Alison: I hope we will take this Murphy bed with us to our next home and ones following, whether as our bed again or a guest bed. Now that we have one I think they are so valuable for small spaces!

(Image credit: William Strawser)

What should someone thinking about buying a Murphy bed keep in mind?

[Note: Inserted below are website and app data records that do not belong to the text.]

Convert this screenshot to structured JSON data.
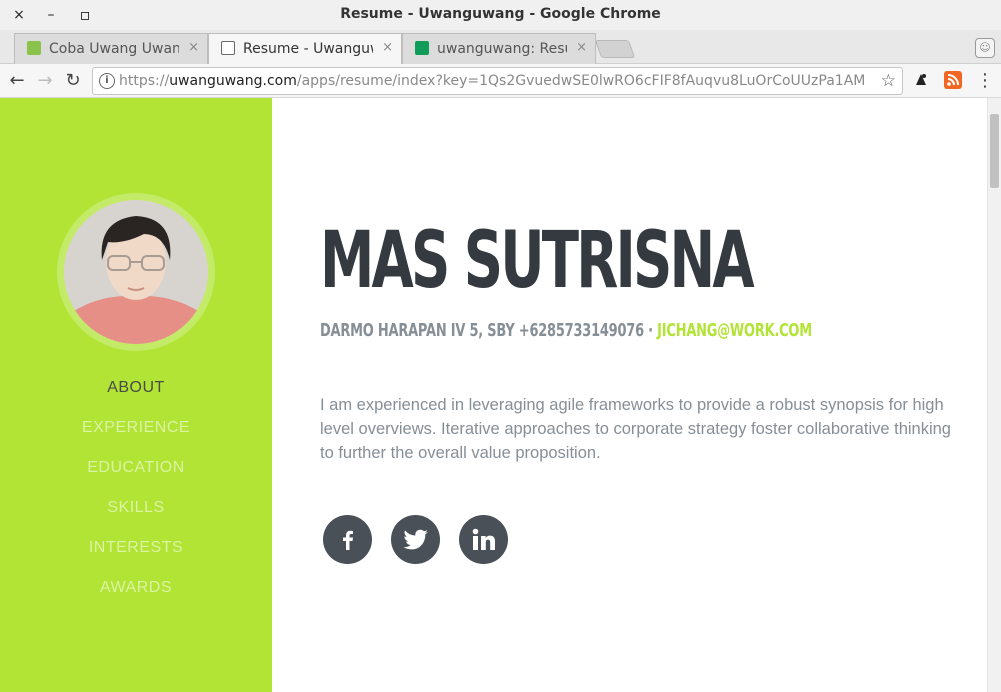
{
  "window": {
    "title": "Resume - Uwanguwang - Google Chrome",
    "close_glyph": "×",
    "minimize_glyph": "–",
    "maximize_glyph": "▫"
  },
  "tabs": [
    {
      "label": "Coba Uwang Uwang",
      "icon": "android-icon",
      "color": "#8bc34a",
      "active": false
    },
    {
      "label": "Resume - Uwanguwang",
      "icon": "page-icon",
      "color": "#777777",
      "active": true
    },
    {
      "label": "uwanguwang: Resume",
      "icon": "sheets-icon",
      "color": "#0f9d58",
      "active": false
    }
  ],
  "tab_close_glyph": "×",
  "toolbar": {
    "back_glyph": "←",
    "forward_glyph": "→",
    "reload_glyph": "↻",
    "url_prefix": "https://",
    "url_host": "uwanguwang.com",
    "url_path": "/apps/resume/index?key=1Qs2GvuedwSE0lwRO6cFIF8fAuqvu8LuOrCoUUzPa1AM",
    "info_glyph": "i",
    "star_glyph": "☆",
    "menu_glyph": "⋮"
  },
  "sidebar": {
    "accent": "#b1e434",
    "nav": [
      {
        "label": "About",
        "active": true
      },
      {
        "label": "Experience",
        "active": false
      },
      {
        "label": "Education",
        "active": false
      },
      {
        "label": "Skills",
        "active": false
      },
      {
        "label": "Interests",
        "active": false
      },
      {
        "label": "Awards",
        "active": false
      }
    ]
  },
  "about": {
    "name": "MAS SUTRISNA",
    "address": "DARMO HARAPAN IV 5, SBY +6285733149076 ·",
    "email": "JICHANG@WORK.COM",
    "lead": "I am experienced in leveraging agile frameworks to provide a robust synopsis for high level overviews. Iterative approaches to corporate strategy foster collaborative thinking to further the overall value proposition.",
    "social": [
      "facebook-icon",
      "twitter-icon",
      "linkedin-icon"
    ]
  }
}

Emily: Measure your space to make sure the Murphy bed fits when folded down, and you can walk all the way around it. You bought a Murphy bed so you could fold it up and fold it down. Make sure you can do both easily, and on your own. Think about your bedding. Again, you’ll want to make sure that the Murphy bed is easy to use, and bulkier coverlets might prevent the mattress from fitting into the frame. Consider a quilt over a comforter. And most pillows, duvets, and blankets will have to be stored somewhere else when the bed is up. (I use a big drawer next to my bed for storage.) Bonus: it’s really easy to clean under your bed.

Also: I would recommend hiring a professional to install or assemble your Murphy bed.

Daniel: There are lots of styles of Murphy beds out there so take a little time and shop around. I went to a Murphy bed showroom in Manhattan and they wanted to charge me over $2000 for a model with a cheap foam mattress. By sourcing a frame and just buying a mattress of my choosing (no box spring needed) I was able to save over $1200.

Alison: Keep in mind the amount of time you spend in your bedroom when you aren’t sleeping. If like us, it isn’t a lot and all you are really missing is that chair you pile your clothes on, then the switch to a Murphy bed will be an easy one. Also do your measurements first and make sure you have at least 1 foot around the perimeter of the bed (ideally more). I would also recommend budgeting for a professional install. It’s a big piece of furniture and took two experienced mill workers to install ours.

Thank you Emily, Daniel and Alison!!